Each entry is to be given again precisely, and no picture may be carried over.

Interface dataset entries
☆ ☆ ☆ ☆ ☆ ☆ ☆
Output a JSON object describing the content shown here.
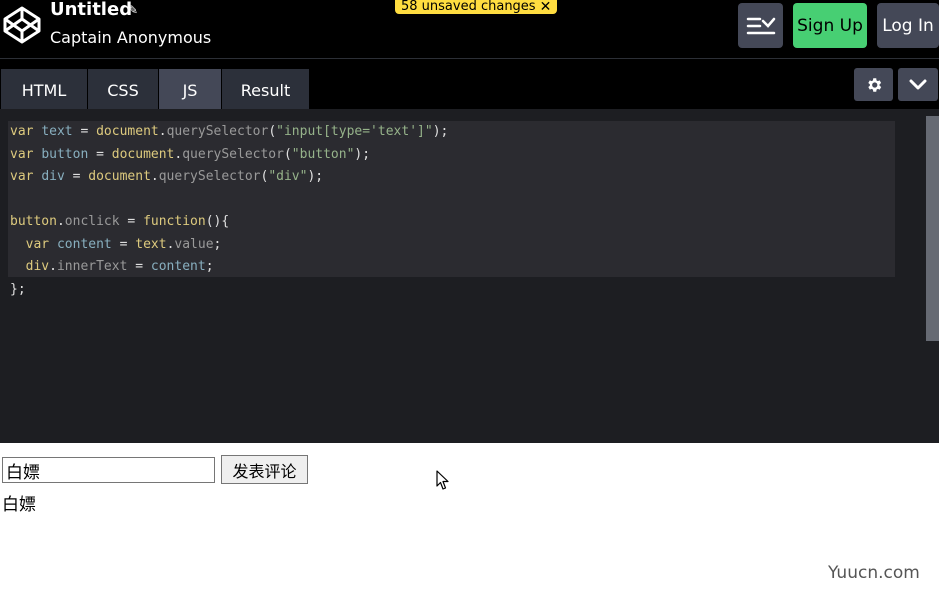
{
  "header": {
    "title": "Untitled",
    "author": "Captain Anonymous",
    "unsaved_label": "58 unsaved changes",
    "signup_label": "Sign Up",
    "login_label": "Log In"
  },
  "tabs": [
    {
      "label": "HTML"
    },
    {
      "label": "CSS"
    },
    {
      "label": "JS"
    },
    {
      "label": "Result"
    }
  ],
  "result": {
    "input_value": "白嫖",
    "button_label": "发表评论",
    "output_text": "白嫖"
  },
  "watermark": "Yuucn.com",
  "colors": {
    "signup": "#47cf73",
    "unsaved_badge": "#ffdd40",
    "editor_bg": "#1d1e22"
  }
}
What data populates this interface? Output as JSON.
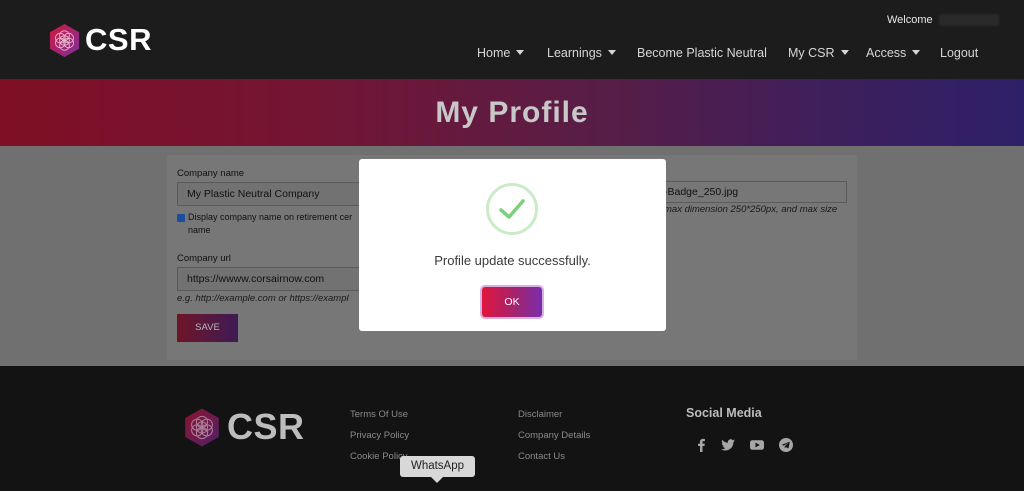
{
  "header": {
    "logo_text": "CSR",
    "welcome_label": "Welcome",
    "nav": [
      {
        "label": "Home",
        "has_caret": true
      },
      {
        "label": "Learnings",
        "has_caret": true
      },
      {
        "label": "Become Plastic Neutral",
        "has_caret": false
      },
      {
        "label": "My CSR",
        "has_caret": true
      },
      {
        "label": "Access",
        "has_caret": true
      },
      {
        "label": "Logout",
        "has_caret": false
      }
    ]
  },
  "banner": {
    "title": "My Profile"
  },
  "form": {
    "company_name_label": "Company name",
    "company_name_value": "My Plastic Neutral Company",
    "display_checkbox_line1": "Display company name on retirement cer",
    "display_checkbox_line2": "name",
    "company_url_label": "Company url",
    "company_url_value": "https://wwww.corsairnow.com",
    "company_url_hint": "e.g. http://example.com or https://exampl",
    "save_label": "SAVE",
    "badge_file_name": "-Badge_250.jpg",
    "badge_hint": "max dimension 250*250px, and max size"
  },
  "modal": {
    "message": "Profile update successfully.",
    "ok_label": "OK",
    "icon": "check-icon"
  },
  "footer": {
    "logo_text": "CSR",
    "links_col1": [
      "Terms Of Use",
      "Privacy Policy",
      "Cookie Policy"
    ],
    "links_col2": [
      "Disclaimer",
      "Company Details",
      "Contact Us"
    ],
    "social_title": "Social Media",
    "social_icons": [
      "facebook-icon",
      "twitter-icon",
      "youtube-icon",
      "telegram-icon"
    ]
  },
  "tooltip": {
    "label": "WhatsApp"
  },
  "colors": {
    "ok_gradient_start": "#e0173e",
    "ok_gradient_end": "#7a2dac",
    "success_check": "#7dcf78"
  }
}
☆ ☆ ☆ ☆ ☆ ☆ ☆
### Response box
Output a JSON object describing the content shown here.
{
  "header": {
    "title": "Untitled",
    "author": "Captain Anonymous",
    "unsaved_label": "58 unsaved changes",
    "signup_label": "Sign Up",
    "login_label": "Log In"
  },
  "tabs": [
    {
      "label": "HTML"
    },
    {
      "label": "CSS"
    },
    {
      "label": "JS"
    },
    {
      "label": "Result"
    }
  ],
  "result": {
    "input_value": "白嫖",
    "button_label": "发表评论",
    "output_text": "白嫖"
  },
  "watermark": "Yuucn.com",
  "colors": {
    "signup": "#47cf73",
    "unsaved_badge": "#ffdd40",
    "editor_bg": "#1d1e22"
  }
}
What data populates this interface? Output as JSON.
{
  "header": {
    "logo_text": "CSR",
    "welcome_label": "Welcome",
    "nav": [
      {
        "label": "Home",
        "has_caret": true
      },
      {
        "label": "Learnings",
        "has_caret": true
      },
      {
        "label": "Become Plastic Neutral",
        "has_caret": false
      },
      {
        "label": "My CSR",
        "has_caret": true
      },
      {
        "label": "Access",
        "has_caret": true
      },
      {
        "label": "Logout",
        "has_caret": false
      }
    ]
  },
  "banner": {
    "title": "My Profile"
  },
  "form": {
    "company_name_label": "Company name",
    "company_name_value": "My Plastic Neutral Company",
    "display_checkbox_line1": "Display company name on retirement cer",
    "display_checkbox_line2": "name",
    "company_url_label": "Company url",
    "company_url_value": "https://wwww.corsairnow.com",
    "company_url_hint": "e.g. http://example.com or https://exampl",
    "save_label": "SAVE",
    "badge_file_name": "-Badge_250.jpg",
    "badge_hint": "max dimension 250*250px, and max size"
  },
  "modal": {
    "message": "Profile update successfully.",
    "ok_label": "OK",
    "icon": "check-icon"
  },
  "footer": {
    "logo_text": "CSR",
    "links_col1": [
      "Terms Of Use",
      "Privacy Policy",
      "Cookie Policy"
    ],
    "links_col2": [
      "Disclaimer",
      "Company Details",
      "Contact Us"
    ],
    "social_title": "Social Media",
    "social_icons": [
      "facebook-icon",
      "twitter-icon",
      "youtube-icon",
      "telegram-icon"
    ]
  },
  "tooltip": {
    "label": "WhatsApp"
  },
  "colors": {
    "ok_gradient_start": "#e0173e",
    "ok_gradient_end": "#7a2dac",
    "success_check": "#7dcf78"
  }
}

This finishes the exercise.